Samples in periodicals archive:

The integrated 100G transmitter is based on Oclaro's proven high-volume InP technology and replaces two discrete narrow linewidth tunable lasers (typically external cavity iTLAs), and an external Mach-Zehnder modulator with a single component that serves as both the transmitter and as the local oscillator for the coherent receiver.
Some specific areas explored are dynamics of dispersion-managed fiber systems with zero Hamiltonian, nonlinear optical logic using active Mach-Zehnder interferometers, dynamical diffraction and nonlinear optical processes in the hard X-ray frequency region, and nonlinearities in optical amplifiers for optical communication systems and networks.
The Maryland experiment and one of the Garching experiments involve Mach-Zehnder interferometers, devices that take an incoming light pulse from a laser, split it in two with a half-silvered mirror, send the two halves over different paths and recombine them.
In addition to the demonstration, GigOptix will showcase their: * LX8220: 40Gb/s DQPSK TFPS optical modulator with low drive voltage and small form factor designed for long-haul and ultra-long-haul optical transponders * LX8240: 100Gb/s DP-QPSK TFPS optical modulator with ultra-small form factor and low driving voltage * GX62255: low power, integrated dual channel 32Gb/s driver designed for 40G DQPSK and 100G DP-QPSK long-haul optical transmitters * GX62472: a 4x32Gb/s Mach-Zehnder quad linear driver designed with integrated GPPO outputs for 100G and 400G DWDM metro and long-haul optical transmitters.
Dynamic Rejection of Multiple Co-site interferers through Wideband RF Photonic Notch Filter" The paper presents an optical technique to mitigate interfering signals by generating nulls at specific frequencies, using a dual-output Mach-Zehnder modulator, optical delay, and balanced detectors.

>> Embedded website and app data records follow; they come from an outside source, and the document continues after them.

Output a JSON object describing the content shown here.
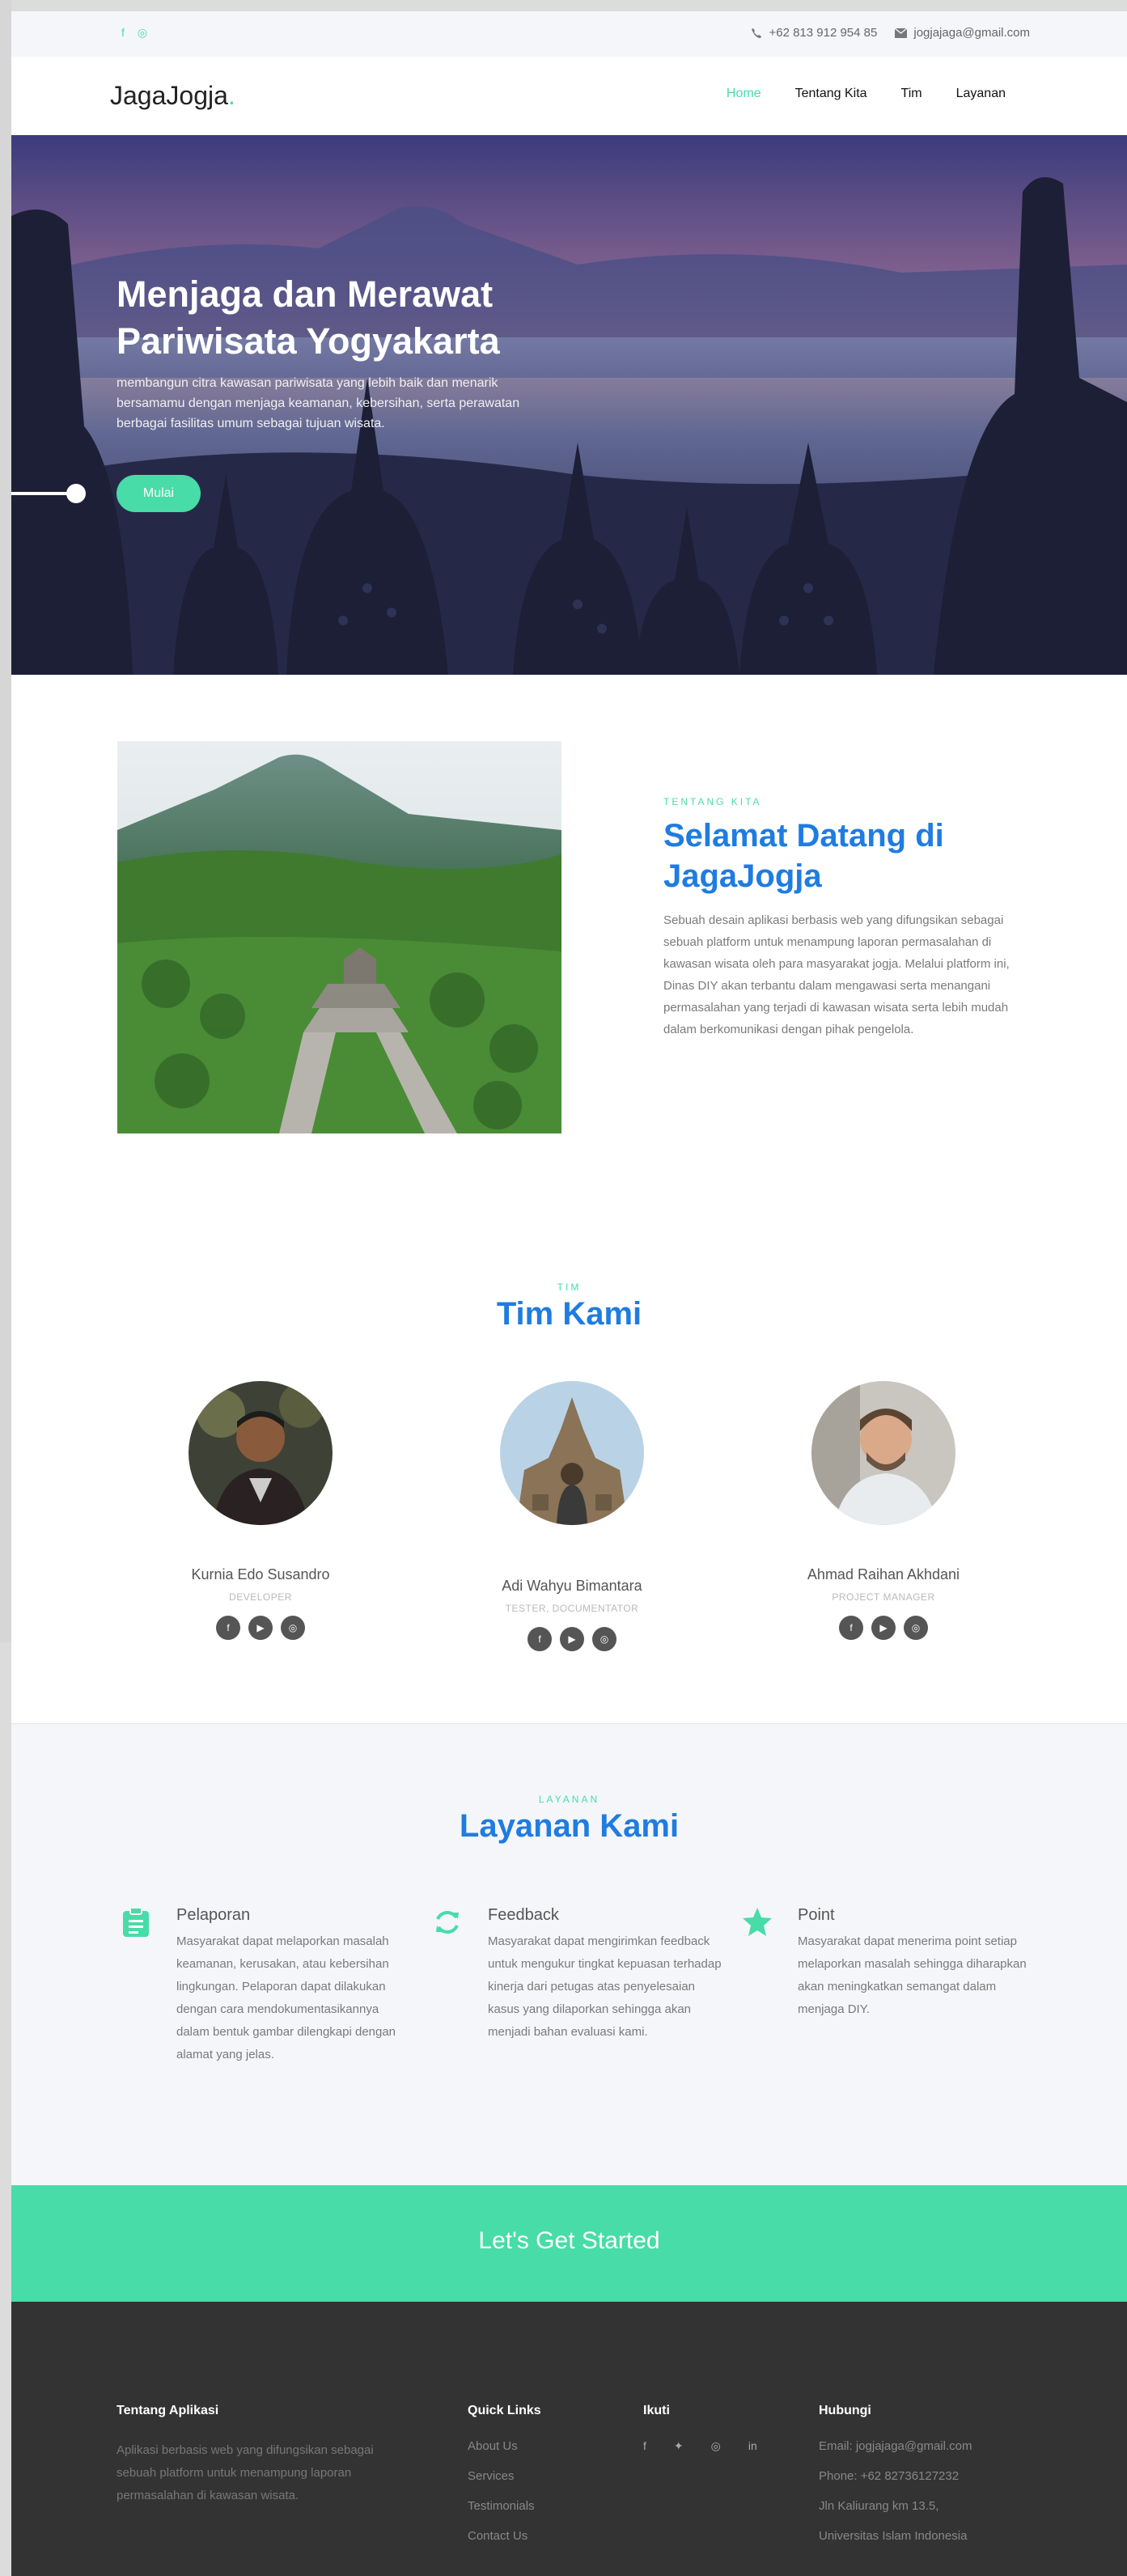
{
  "topbar": {
    "social": [
      {
        "icon": "facebook-icon",
        "glyph": "f"
      },
      {
        "icon": "instagram-icon",
        "glyph": "◎"
      }
    ],
    "phone": "+62 813 912 954 85",
    "email": "jogjajaga@gmail.com"
  },
  "nav": {
    "logo": "JagaJogja",
    "logo_dot": ".",
    "items": [
      {
        "label": "Home",
        "active": true
      },
      {
        "label": "Tentang Kita"
      },
      {
        "label": "Tim"
      },
      {
        "label": "Layanan"
      }
    ]
  },
  "hero": {
    "title": "Menjaga dan Merawat Pariwisata Yogyakarta",
    "subtitle": "membangun citra kawasan pariwisata yang lebih baik dan menarik bersamamu dengan menjaga keamanan, kebersihan, serta perawatan berbagai fasilitas umum sebagai tujuan wisata.",
    "button": "Mulai"
  },
  "about": {
    "eyebrow": "TENTANG KITA",
    "title": "Selamat Datang di JagaJogja",
    "text": "Sebuah desain aplikasi berbasis web yang difungsikan sebagai sebuah platform untuk menampung laporan permasalahan di kawasan wisata oleh para masyarakat jogja. Melalui platform ini, Dinas DIY akan terbantu dalam mengawasi serta menangani permasalahan yang terjadi di kawasan wisata serta lebih mudah dalam berkomunikasi dengan pihak pengelola."
  },
  "team": {
    "eyebrow": "TIM",
    "title": "Tim Kami",
    "members": [
      {
        "name": "Kurnia Edo Susandro",
        "role": "DEVELOPER"
      },
      {
        "name": "Adi Wahyu Bimantara",
        "role": "TESTER, DOCUMENTATOR"
      },
      {
        "name": "Ahmad Raihan Akhdani",
        "role": "PROJECT MANAGER"
      }
    ],
    "social_icons": [
      "facebook-icon",
      "youtube-icon",
      "instagram-icon"
    ]
  },
  "services": {
    "eyebrow": "LAYANAN",
    "title": "Layanan Kami",
    "items": [
      {
        "icon": "clipboard-icon",
        "title": "Pelaporan",
        "text": "Masyarakat dapat melaporkan masalah keamanan, kerusakan, atau kebersihan lingkungan. Pelaporan dapat dilakukan dengan cara mendokumentasikannya dalam bentuk gambar dilengkapi dengan alamat yang jelas."
      },
      {
        "icon": "refresh-icon",
        "title": "Feedback",
        "text": "Masyarakat dapat mengirimkan feedback untuk mengukur tingkat kepuasan terhadap kinerja dari petugas atas penyelesaian kasus yang dilaporkan sehingga akan menjadi bahan evaluasi kami."
      },
      {
        "icon": "star-icon",
        "title": "Point",
        "text": "Masyarakat dapat menerima point setiap melaporkan masalah sehingga diharapkan akan meningkatkan semangat dalam menjaga DIY."
      }
    ]
  },
  "cta": {
    "label": "Let's Get Started"
  },
  "footer": {
    "about_title": "Tentang Aplikasi",
    "about_text": "Aplikasi berbasis web yang difungsikan sebagai sebuah platform untuk menampung laporan permasalahan di kawasan wisata.",
    "links_title": "Quick Links",
    "links": [
      "About Us",
      "Services",
      "Testimonials",
      "Contact Us"
    ],
    "follow_title": "Ikuti",
    "follow_icons": [
      "facebook-icon",
      "twitter-icon",
      "instagram-icon",
      "linkedin-icon"
    ],
    "contact_title": "Hubungi",
    "contact": [
      "Email: jogjajaga@gmail.com",
      "Phone: +62 82736127232",
      "Jln Kaliurang km 13.5,",
      "Universitas Islam Indonesia"
    ]
  },
  "colors": {
    "accent": "#47dca8",
    "title_blue": "#1f7ce0",
    "footer_bg": "#333333"
  }
}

The Mach-Zehnder interference type, lithium niobate (LN) modulator has been used as a binary intensity or phase modulator in high-speed transmitters, but there is a trade-off between driving voltage and bandwidth and it was considered to be virtually impossible to raise the operation speed to at least 100 Gbps.